Credit Score: Borrowers with lower credit scores are generally associated with higher default rates. Lenders use credit scores to assess credit risk.
Industry and Geography: The industry in which the borrower works and their geographic location can impact default rates. Some industries are more sensitive to economic cycles, and local economic conditions vary.
Lender's Underwriting Standards: The rigor of a lender's underwriting standards and risk assessment processes significantly influences default rates. Stricter standards can lead to lower default rates.
Secured vs. Unsecured Loans: Secured loans (backed by collateral) often have lower default rates compared to unsecured loans.
4. Predictive Modeling:
- Financial institutions use predictive modeling and credit scoring to assess default risk and set interest rates and lending terms accordingly. These models consider various factors to predict the likelihood of default for individual borrowers.
5. Risk Mitigation:
- Lenders and investors use various risk mitigation strategies, such as diversification, collateral, and credit enhancement, to manage default risk and minimize losses.
In summary, understanding default rates involves recognizing the mechanics of calculating default rates and identifying the numerous factors that influence them. Financial institutions, investors, and policymakers closely monitor default rates to make informed decisions about lending, investing, and managing credit risk. Accurate assessment of default risk is crucial for maintaining a healthy and stable financial system.
What Is the Default Rate? Definition, How It Works, and Criteria.
The default rate is the percentage of loans or other credit obligations that are not repaid by borrowers. It is calculated by dividing the total amount of debt that is in default by the total amount of debt outstanding.

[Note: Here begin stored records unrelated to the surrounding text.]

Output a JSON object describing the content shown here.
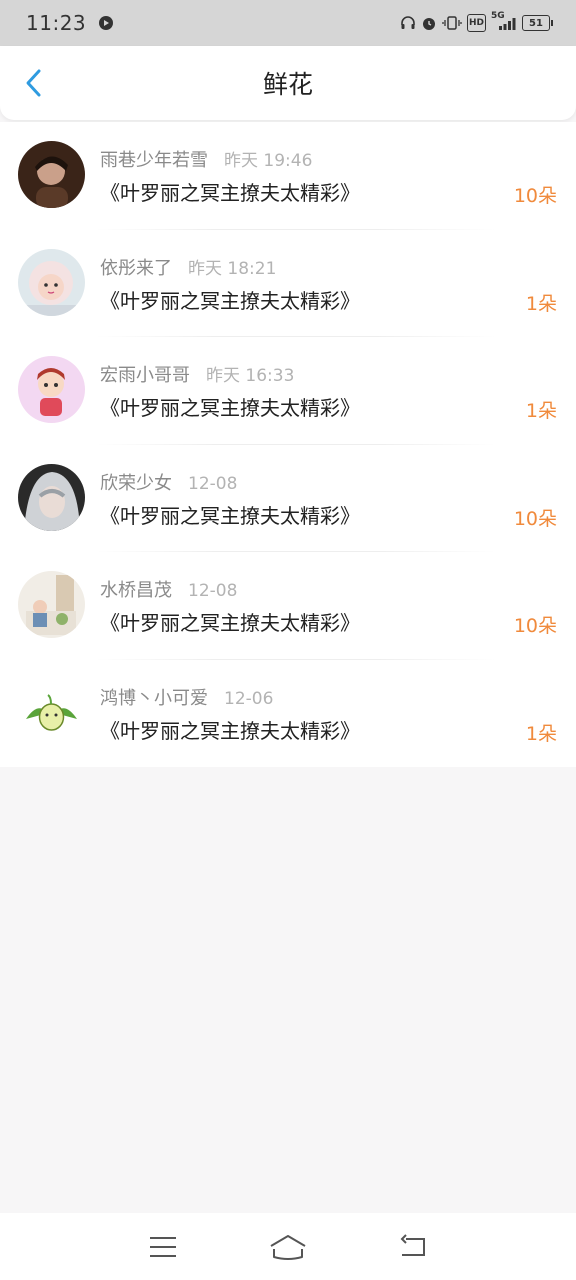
{
  "status_bar": {
    "time": "11:23",
    "network": "5G",
    "battery": "51",
    "hd": "HD"
  },
  "header": {
    "title": "鲜花"
  },
  "colors": {
    "accent_blue": "#2f9be0",
    "count_orange": "#f08a3c"
  },
  "items": [
    {
      "name": "雨巷少年若雪",
      "time": "昨天 19:46",
      "book": "《叶罗丽之冥主撩夫太精彩》",
      "count": "10朵",
      "avatar": "avatar-portrait-man"
    },
    {
      "name": "依彤来了",
      "time": "昨天 18:21",
      "book": "《叶罗丽之冥主撩夫太精彩》",
      "count": "1朵",
      "avatar": "avatar-baby-hood"
    },
    {
      "name": "宏雨小哥哥",
      "time": "昨天 16:33",
      "book": "《叶罗丽之冥主撩夫太精彩》",
      "count": "1朵",
      "avatar": "avatar-cartoon-boy"
    },
    {
      "name": "欣荣少女",
      "time": "12-08",
      "book": "《叶罗丽之冥主撩夫太精彩》",
      "count": "10朵",
      "avatar": "avatar-girl-portrait"
    },
    {
      "name": "水桥昌茂",
      "time": "12-08",
      "book": "《叶罗丽之冥主撩夫太精彩》",
      "count": "10朵",
      "avatar": "avatar-room-scene"
    },
    {
      "name": "鸿博丶小可爱",
      "time": "12-06",
      "book": "《叶罗丽之冥主撩夫太精彩》",
      "count": "1朵",
      "avatar": "avatar-sprout"
    }
  ]
}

The default rate is an important metric for lenders because it helps them to assess the risk of lending money to borrowers. A higher default rate means that more borrowers are not repaying their loans, which can lead to losses for lenders.
There are a number of factors that can affect the default rate, including:
- Economic conditions: A recession can lead to an increase in the default rate, as borrowers may lose their jobs or have difficulty making ends meet.
- Interest rates: Higher interest rates can make it more difficult for borrowers to repay their loans, which can lead to an increase in the default rate.
- Lending standards: Lenders that have stricter lending standards are less likely to make loans to borrowers who are at high risk of default.
- Borrower characteristics: Borrowers with certain characteristics, such as a low credit score or a history of bankruptcy, are more likely to default on their loans.
The default rate is calculated using the following formula:
Default rate = (Total amount of debt in default / Total amount of debt outstanding) * 100%
For example, if a lender has $100 million in outstanding loans and $10 million of those loans are in default, then the default rate would be 10%.
The default rate is a valuable metric for lenders, borrowers, and investors. Lenders use the default rate to assess the risk of lending money to borrowers. Borrowers can use the default rate to compare different lenders and to choose the lender that offers the best terms. Investors use the default rate to assess the risk of investing in bonds and other debt securities.
Here are some of the criteria that lenders typically use to assess the risk of default:
- Credit score: A borrower with a high credit score is less likely to default on a loan than a borrower with a low credit score.
- Debt-to-income ratio: A borrower with a high debt-to-income ratio is more likely to default on a loan than a borrower with a low debt-to-income ratio.
- Employment history: A borrower with a stable employment history is less likely to default on a loan than a borrower with a history of job instability.
- History of bankruptcy: A borrower with a history of bankruptcy is more likely to default on a loan than a borrower without a history of bankruptcy.
By considering these factors, lenders can assess the risk of default and make informed decisions about whether to lend money to borrowers.